[MATERIAL SUPPLIED]

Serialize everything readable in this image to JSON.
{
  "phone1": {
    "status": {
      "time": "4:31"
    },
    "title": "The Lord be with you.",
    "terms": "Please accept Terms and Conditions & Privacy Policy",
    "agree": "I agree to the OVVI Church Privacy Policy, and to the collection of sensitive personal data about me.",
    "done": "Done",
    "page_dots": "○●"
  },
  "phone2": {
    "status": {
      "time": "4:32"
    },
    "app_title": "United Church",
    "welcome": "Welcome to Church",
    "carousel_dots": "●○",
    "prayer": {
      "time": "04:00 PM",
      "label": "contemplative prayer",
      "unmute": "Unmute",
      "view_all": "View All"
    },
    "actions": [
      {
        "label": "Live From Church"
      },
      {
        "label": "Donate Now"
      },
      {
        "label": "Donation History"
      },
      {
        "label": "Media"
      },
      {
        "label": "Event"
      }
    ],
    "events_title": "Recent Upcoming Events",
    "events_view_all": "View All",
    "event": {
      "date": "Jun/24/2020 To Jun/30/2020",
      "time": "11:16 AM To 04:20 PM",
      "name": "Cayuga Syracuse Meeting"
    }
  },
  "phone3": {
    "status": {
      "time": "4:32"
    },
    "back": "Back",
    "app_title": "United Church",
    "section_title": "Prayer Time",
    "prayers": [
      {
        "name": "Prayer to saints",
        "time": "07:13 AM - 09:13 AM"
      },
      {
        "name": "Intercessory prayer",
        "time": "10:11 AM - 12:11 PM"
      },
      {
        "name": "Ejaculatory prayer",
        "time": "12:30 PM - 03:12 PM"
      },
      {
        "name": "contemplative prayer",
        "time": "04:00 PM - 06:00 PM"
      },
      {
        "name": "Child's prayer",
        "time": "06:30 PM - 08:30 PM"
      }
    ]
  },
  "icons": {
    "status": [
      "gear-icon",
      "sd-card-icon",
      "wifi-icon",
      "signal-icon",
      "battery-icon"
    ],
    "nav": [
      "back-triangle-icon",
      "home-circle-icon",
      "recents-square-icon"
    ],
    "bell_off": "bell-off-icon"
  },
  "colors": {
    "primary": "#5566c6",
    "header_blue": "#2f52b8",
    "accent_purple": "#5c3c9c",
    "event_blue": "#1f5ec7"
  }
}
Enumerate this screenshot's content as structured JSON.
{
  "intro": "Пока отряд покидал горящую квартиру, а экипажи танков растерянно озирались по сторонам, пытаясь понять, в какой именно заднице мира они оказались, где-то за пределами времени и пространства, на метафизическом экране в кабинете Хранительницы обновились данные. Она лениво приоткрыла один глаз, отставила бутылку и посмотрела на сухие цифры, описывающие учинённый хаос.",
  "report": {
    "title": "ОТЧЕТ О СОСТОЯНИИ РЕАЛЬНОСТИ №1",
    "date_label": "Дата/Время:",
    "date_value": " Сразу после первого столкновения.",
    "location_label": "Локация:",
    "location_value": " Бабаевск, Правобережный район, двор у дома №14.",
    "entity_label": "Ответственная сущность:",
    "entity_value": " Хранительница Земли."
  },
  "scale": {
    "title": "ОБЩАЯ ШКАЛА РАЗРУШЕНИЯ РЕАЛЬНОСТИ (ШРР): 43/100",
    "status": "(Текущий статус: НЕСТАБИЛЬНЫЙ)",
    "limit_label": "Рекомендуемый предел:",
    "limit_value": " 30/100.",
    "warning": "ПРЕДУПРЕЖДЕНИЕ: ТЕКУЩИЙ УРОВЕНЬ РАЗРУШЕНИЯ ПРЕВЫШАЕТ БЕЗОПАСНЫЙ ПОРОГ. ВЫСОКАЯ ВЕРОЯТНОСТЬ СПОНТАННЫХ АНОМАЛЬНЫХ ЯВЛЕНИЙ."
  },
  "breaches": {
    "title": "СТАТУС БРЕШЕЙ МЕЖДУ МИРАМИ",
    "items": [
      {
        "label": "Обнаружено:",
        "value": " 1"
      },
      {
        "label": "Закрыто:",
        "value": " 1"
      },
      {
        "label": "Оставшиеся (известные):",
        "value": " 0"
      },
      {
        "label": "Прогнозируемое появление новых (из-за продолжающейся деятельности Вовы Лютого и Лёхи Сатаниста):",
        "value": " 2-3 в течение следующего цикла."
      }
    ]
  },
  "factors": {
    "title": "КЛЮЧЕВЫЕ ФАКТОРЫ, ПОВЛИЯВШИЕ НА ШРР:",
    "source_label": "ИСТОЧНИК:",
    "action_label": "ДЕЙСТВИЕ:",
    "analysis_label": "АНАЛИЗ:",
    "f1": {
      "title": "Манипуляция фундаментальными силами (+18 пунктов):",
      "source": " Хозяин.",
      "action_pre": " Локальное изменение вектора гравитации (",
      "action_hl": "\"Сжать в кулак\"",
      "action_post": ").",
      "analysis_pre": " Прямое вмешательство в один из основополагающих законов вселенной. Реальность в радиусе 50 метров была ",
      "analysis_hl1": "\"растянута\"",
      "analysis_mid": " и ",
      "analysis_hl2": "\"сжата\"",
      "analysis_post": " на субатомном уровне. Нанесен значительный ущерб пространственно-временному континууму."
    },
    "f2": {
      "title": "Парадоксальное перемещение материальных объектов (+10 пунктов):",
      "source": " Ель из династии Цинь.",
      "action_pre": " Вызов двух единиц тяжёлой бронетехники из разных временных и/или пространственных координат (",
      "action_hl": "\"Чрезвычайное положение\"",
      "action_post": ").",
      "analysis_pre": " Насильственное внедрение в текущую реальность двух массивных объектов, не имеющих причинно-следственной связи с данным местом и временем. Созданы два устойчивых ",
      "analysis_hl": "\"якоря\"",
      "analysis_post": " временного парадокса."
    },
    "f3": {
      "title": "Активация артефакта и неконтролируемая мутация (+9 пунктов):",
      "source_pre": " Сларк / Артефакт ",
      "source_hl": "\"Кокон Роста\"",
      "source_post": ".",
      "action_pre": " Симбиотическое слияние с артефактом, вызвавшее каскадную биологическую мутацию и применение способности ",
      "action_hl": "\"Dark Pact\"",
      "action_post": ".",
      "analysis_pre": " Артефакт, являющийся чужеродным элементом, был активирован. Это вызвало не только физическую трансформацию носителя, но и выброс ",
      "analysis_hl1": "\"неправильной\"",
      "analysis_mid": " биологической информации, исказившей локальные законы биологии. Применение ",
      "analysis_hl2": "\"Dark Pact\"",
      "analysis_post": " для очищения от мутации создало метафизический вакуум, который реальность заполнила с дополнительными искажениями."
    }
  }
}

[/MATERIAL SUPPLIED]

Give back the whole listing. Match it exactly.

RESULT BELOW:
Serialize everything readable in this image to JSON.
{
  "phone1": {
    "status": {
      "time": "4:31"
    },
    "title": "The Lord be with you.",
    "terms": "Please accept Terms and Conditions & Privacy Policy",
    "agree": "I agree to the OVVI Church Privacy Policy, and to the collection of sensitive personal data about me.",
    "done": "Done",
    "page_dots": "○●"
  },
  "phone2": {
    "status": {
      "time": "4:32"
    },
    "app_title": "United Church",
    "welcome": "Welcome to Church",
    "carousel_dots": "●○",
    "prayer": {
      "time": "04:00 PM",
      "label": "contemplative prayer",
      "unmute": "Unmute",
      "view_all": "View All"
    },
    "actions": [
      {
        "label": "Live From Church"
      },
      {
        "label": "Donate Now"
      },
      {
        "label": "Donation History"
      },
      {
        "label": "Media"
      },
      {
        "label": "Event"
      }
    ],
    "events_title": "Recent Upcoming Events",
    "events_view_all": "View All",
    "event": {
      "date": "Jun/24/2020 To Jun/30/2020",
      "time": "11:16 AM To 04:20 PM",
      "name": "Cayuga Syracuse Meeting"
    }
  },
  "phone3": {
    "status": {
      "time": "4:32"
    },
    "back": "Back",
    "app_title": "United Church",
    "section_title": "Prayer Time",
    "prayers": [
      {
        "name": "Prayer to saints",
        "time": "07:13 AM - 09:13 AM"
      },
      {
        "name": "Intercessory prayer",
        "time": "10:11 AM - 12:11 PM"
      },
      {
        "name": "Ejaculatory prayer",
        "time": "12:30 PM - 03:12 PM"
      },
      {
        "name": "contemplative prayer",
        "time": "04:00 PM - 06:00 PM"
      },
      {
        "name": "Child's prayer",
        "time": "06:30 PM - 08:30 PM"
      }
    ]
  },
  "icons": {
    "status": [
      "gear-icon",
      "sd-card-icon",
      "wifi-icon",
      "signal-icon",
      "battery-icon"
    ],
    "nav": [
      "back-triangle-icon",
      "home-circle-icon",
      "recents-square-icon"
    ],
    "bell_off": "bell-off-icon"
  },
  "colors": {
    "primary": "#5566c6",
    "header_blue": "#2f52b8",
    "accent_purple": "#5c3c9c",
    "event_blue": "#1f5ec7"
  }
}
Enumerate this screenshot's content as structured JSON.
{
  "intro": "Пока отряд покидал горящую квартиру, а экипажи танков растерянно озирались по сторонам, пытаясь понять, в какой именно заднице мира они оказались, где-то за пределами времени и пространства, на метафизическом экране в кабинете Хранительницы обновились данные. Она лениво приоткрыла один глаз, отставила бутылку и посмотрела на сухие цифры, описывающие учинённый хаос.",
  "report": {
    "title": "ОТЧЕТ О СОСТОЯНИИ РЕАЛЬНОСТИ №1",
    "date_label": "Дата/Время:",
    "date_value": " Сразу после первого столкновения.",
    "location_label": "Локация:",
    "location_value": " Бабаевск, Правобережный район, двор у дома №14.",
    "entity_label": "Ответственная сущность:",
    "entity_value": " Хранительница Земли."
  },
  "scale": {
    "title": "ОБЩАЯ ШКАЛА РАЗРУШЕНИЯ РЕАЛЬНОСТИ (ШРР): 43/100",
    "status": "(Текущий статус: НЕСТАБИЛЬНЫЙ)",
    "limit_label": "Рекомендуемый предел:",
    "limit_value": " 30/100.",
    "warning": "ПРЕДУПРЕЖДЕНИЕ: ТЕКУЩИЙ УРОВЕНЬ РАЗРУШЕНИЯ ПРЕВЫШАЕТ БЕЗОПАСНЫЙ ПОРОГ. ВЫСОКАЯ ВЕРОЯТНОСТЬ СПОНТАННЫХ АНОМАЛЬНЫХ ЯВЛЕНИЙ."
  },
  "breaches": {
    "title": "СТАТУС БРЕШЕЙ МЕЖДУ МИРАМИ",
    "items": [
      {
        "label": "Обнаружено:",
        "value": " 1"
      },
      {
        "label": "Закрыто:",
        "value": " 1"
      },
      {
        "label": "Оставшиеся (известные):",
        "value": " 0"
      },
      {
        "label": "Прогнозируемое появление новых (из-за продолжающейся деятельности Вовы Лютого и Лёхи Сатаниста):",
        "value": " 2-3 в течение следующего цикла."
      }
    ]
  },
  "factors": {
    "title": "КЛЮЧЕВЫЕ ФАКТОРЫ, ПОВЛИЯВШИЕ НА ШРР:",
    "source_label": "ИСТОЧНИК:",
    "action_label": "ДЕЙСТВИЕ:",
    "analysis_label": "АНАЛИЗ:",
    "f1": {
      "title": "Манипуляция фундаментальными силами (+18 пунктов):",
      "source": " Хозяин.",
      "action_pre": " Локальное изменение вектора гравитации (",
      "action_hl": "\"Сжать в кулак\"",
      "action_post": ").",
      "analysis_pre": " Прямое вмешательство в один из основополагающих законов вселенной. Реальность в радиусе 50 метров была ",
      "analysis_hl1": "\"растянута\"",
      "analysis_mid": " и ",
      "analysis_hl2": "\"сжата\"",
      "analysis_post": " на субатомном уровне. Нанесен значительный ущерб пространственно-временному континууму."
    },
    "f2": {
      "title": "Парадоксальное перемещение материальных объектов (+10 пунктов):",
      "source": " Ель из династии Цинь.",
      "action_pre": " Вызов двух единиц тяжёлой бронетехники из разных временных и/или пространственных координат (",
      "action_hl": "\"Чрезвычайное положение\"",
      "action_post": ").",
      "analysis_pre": " Насильственное внедрение в текущую реальность двух массивных объектов, не имеющих причинно-следственной связи с данным местом и временем. Созданы два устойчивых ",
      "analysis_hl": "\"якоря\"",
      "analysis_post": " временного парадокса."
    },
    "f3": {
      "title": "Активация артефакта и неконтролируемая мутация (+9 пунктов):",
      "source_pre": " Сларк / Артефакт ",
      "source_hl": "\"Кокон Роста\"",
      "source_post": ".",
      "action_pre": " Симбиотическое слияние с артефактом, вызвавшее каскадную биологическую мутацию и применение способности ",
      "action_hl": "\"Dark Pact\"",
      "action_post": ".",
      "analysis_pre": " Артефакт, являющийся чужеродным элементом, был активирован. Это вызвало не только физическую трансформацию носителя, но и выброс ",
      "analysis_hl1": "\"неправильной\"",
      "analysis_mid": " биологической информации, исказившей локальные законы биологии. Применение ",
      "analysis_hl2": "\"Dark Pact\"",
      "analysis_post": " для очищения от мутации создало метафизический вакуум, который реальность заполнила с дополнительными искажениями."
    }
  }
}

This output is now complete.